I didn’t get a chance to watch the Redskins-Eagles game Sunday. Instead, I had the pleasure of listening to it on WIP 610 AM from Philadelphia while driving home from the Poconos, and there was a moment that said it all about the Redskins so far this season. At one point in the fourth quarter, Eagles broadcaster Merrill Reese declared the meaning of Washington’s 23-17 win over Philadelphia when he said, “The Redskins are better than we thought they were.”
Yes, they are. Better than everyone thought they were, and I would bet that group included the powers that be at Redskin Park. Or did they really think in Jim Zorn’s first five games as an NFL head coach he would beat the Dallas Cowboys and Philadelphia Eagles on the road? That is the statement the Redskins made Sunday. The win over Dallas could have been dismissed as a fluke or a product of that rivalry that can often result in contrary results. But to turn around and go to Philadelphia and beat the Eagles the following week validates the notion that the Redskins are indeed better than everyone thought they were.
Clinton Portis had a great day, gaining 145 yards against a tough Philadelphia defense, but if you were giving a game ball on Sunday, based on the broadcast by Reese and former Eagles receiver Mike Quick, you would give it to Chris Samuels. They raved about his play, and London Fletcher as well. Speaking of Fletcher, and the Redskins defense, is there a chance that the real defensive genius named Greg was Greg Blache and not Gregg Williams?
Proving the notion once again that even a blind squirrel finds a nut once in a while, both of my picks in the two National League Division series came out on top. The Phillies over the Brewers was an easy choice. The Brewers had spent everything they had just getting to postseason as the wild card. They won their version of a championship just by getting there. The Dodgers over the Cubs was based on the hotter team and the better one-two pitching combo, which got lost in all the hoopla about the Cubs being the best team in the NL. Again, any team that can lose three straight to the Nationals in August and not collapse has something going for it — in this case, Joe Torre and Manny Ramirez.
This puts me one step closer to my preseason World Series predictions — Dodgers vs. Red Sox in the World Series, which I picked purely for the drama purposes of having Torre come back to Fenway Park, this time as a Dodger. Manny’s return would make it a nuclear drama, far more interesting than hearing about the Curse of the Billy Goat or some other nonsense. The Phillies against the Red Sox would not be as dramatic, but given both fan bases, it would likely be the series with the most blood spilled in the parking lots. The Red Sox didn’t jump on board, losing to the Angels in 12 innings Sunday night.

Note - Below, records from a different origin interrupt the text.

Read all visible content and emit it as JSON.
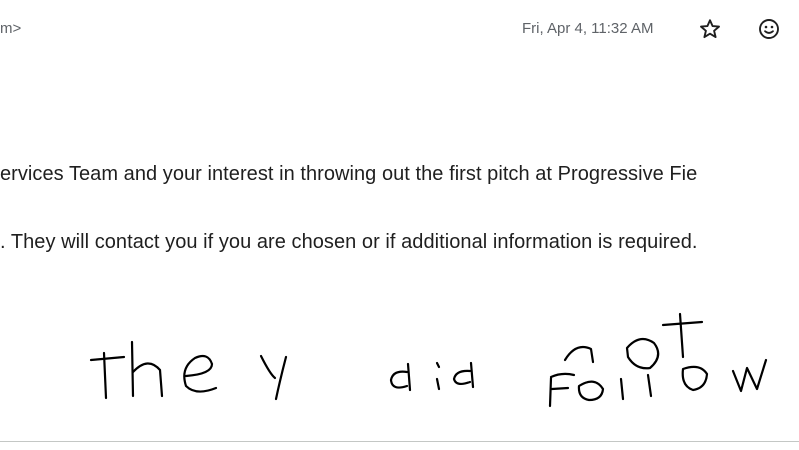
{
  "header": {
    "sender_fragment": "m>",
    "timestamp": "Fri, Apr 4, 11:32 AM",
    "star_icon": "star-outline-icon",
    "emoji_icon": "add-reaction-icon"
  },
  "message": {
    "lines": [
      "ervices Team and your interest in throwing out the first pitch at Progressive Fie",
      ". They will contact you if you are chosen or if additional information is required."
    ],
    "handwritten_note": "they did not follow"
  },
  "colors": {
    "text": "#1f1f1f",
    "meta": "#5f6368",
    "divider": "#c4c7c5",
    "ink": "#000000"
  }
}
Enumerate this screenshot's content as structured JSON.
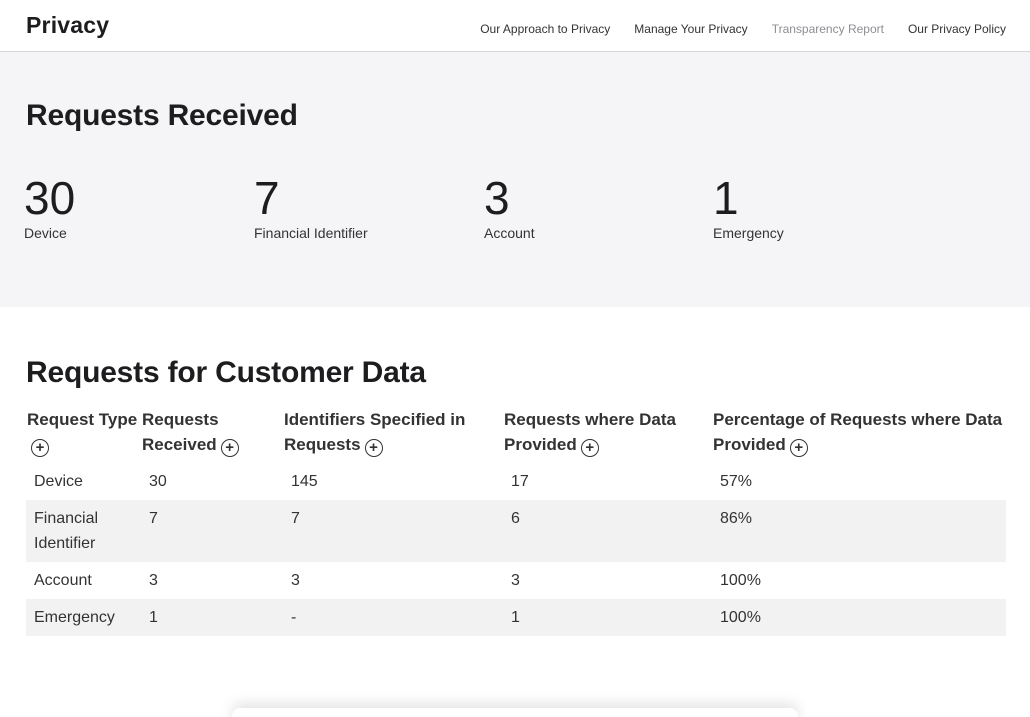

You can hit the delete key on Kimbo Slice, the world’s first internet sports superstar. All the ridiculous hype came crashing down Saturday night when Slice, on the pathetic CBS national mixed martial arts broadcast in a partnership with Elite XC, was knocked out in just 14 seconds by a last-minute undercard substitute.
Slice, who managed to parlay his YouTube backyard brawl videos into a sham of a very brief mixed martial arts career, was supposed to fight washed up 44-year-old MMA legend Ken Shamrock. But Shamrock was hurt and could not fight, so they grabbed some guy no one had heard of from the undercard named Seth Petruzelli, and he proceeded to batter Slice and CBS’s farce into obliviion. When Slice first made his appearance on CBS several months ago and got impressive ratings, I compared it to the XFL, the Vince McMahon failed football league.
People watched the first time for curiousity, but unless you gave them some substance, they would disappear — which is what has happened. The growth of mixed martial arts in America, despite what critics think, has not been because of sideshows and street brawlers. It has been built on competitive fights between quality athletes, many of whom are former college wrestlers who now have an avenue to compete professionally. I will be curious to see if the November showdown between MMA legend Randy Couture and the inexperienced Brock Lesnar will just be a more sophisticated and just slightly more competitive version than the Slice debacle. I will be on The Sports Reporters on ESPN 980 today (Monday) from 5 to 7 p.m.
To learn more about Thom Loverro, go to www.thomloverro.com